Treating if I felt that way. So this is a four step process inshallah doubt that regardless of whether it may be your spouse, whether it may be a your child, whether it be a colleague, whether it be a friend, whoever it may be, or even an enemy, as I said, this can even work with somebody who views us as your enemy. And that is what can elevate our behavior when it comes to those who may oppose us. And I believe in Shaolin and tiada, that these coming years these are, these are this is a telling time for us as Muslims, that how did we behave? When we were treated badly? When we were dealing with a son biphobia? Did we resort to the same behavior that was expected from us? Or do we

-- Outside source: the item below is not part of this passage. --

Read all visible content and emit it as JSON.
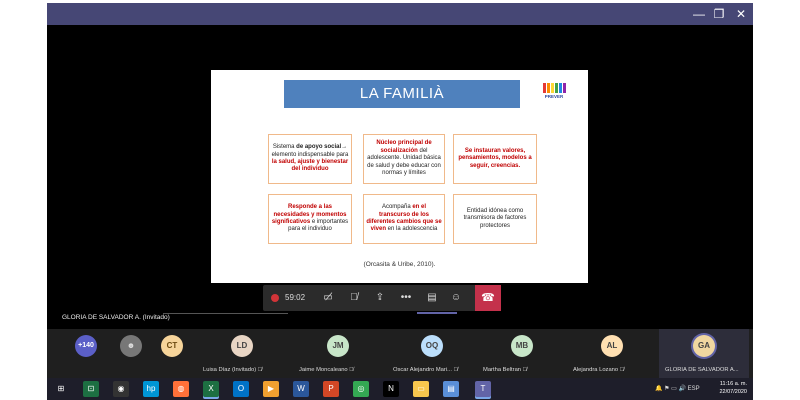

try to treat people the way they were treating us? Or did we treat people the way that we would want to be treated? And did we take the higher road and glad tidings and allow someone to handle it enough that so far, I believe, we are passing the test and Ulster County knows best. So far, what we have seen from Muslims, is that as we are faced with this assembly, phobia, and hatred or whatever it may be, more more more often than not, we take the higher road, but it is in moments like this, that we need to help one another. Or what they're also the subject right, we have to help one another with patience, right upon the truth. And, as I said, not only with our enemies, but also
with those who are close to us, and those who we find a kinship with as well. And a lot of Pamela tiada knows best. We asked him what kind of data to unite our hearts as believers we asked the last round of data to give us patience, and allow us to be grateful servants of Allah whose panel the data will not go to Ireland. Some hadn't come up and will be handed a shadow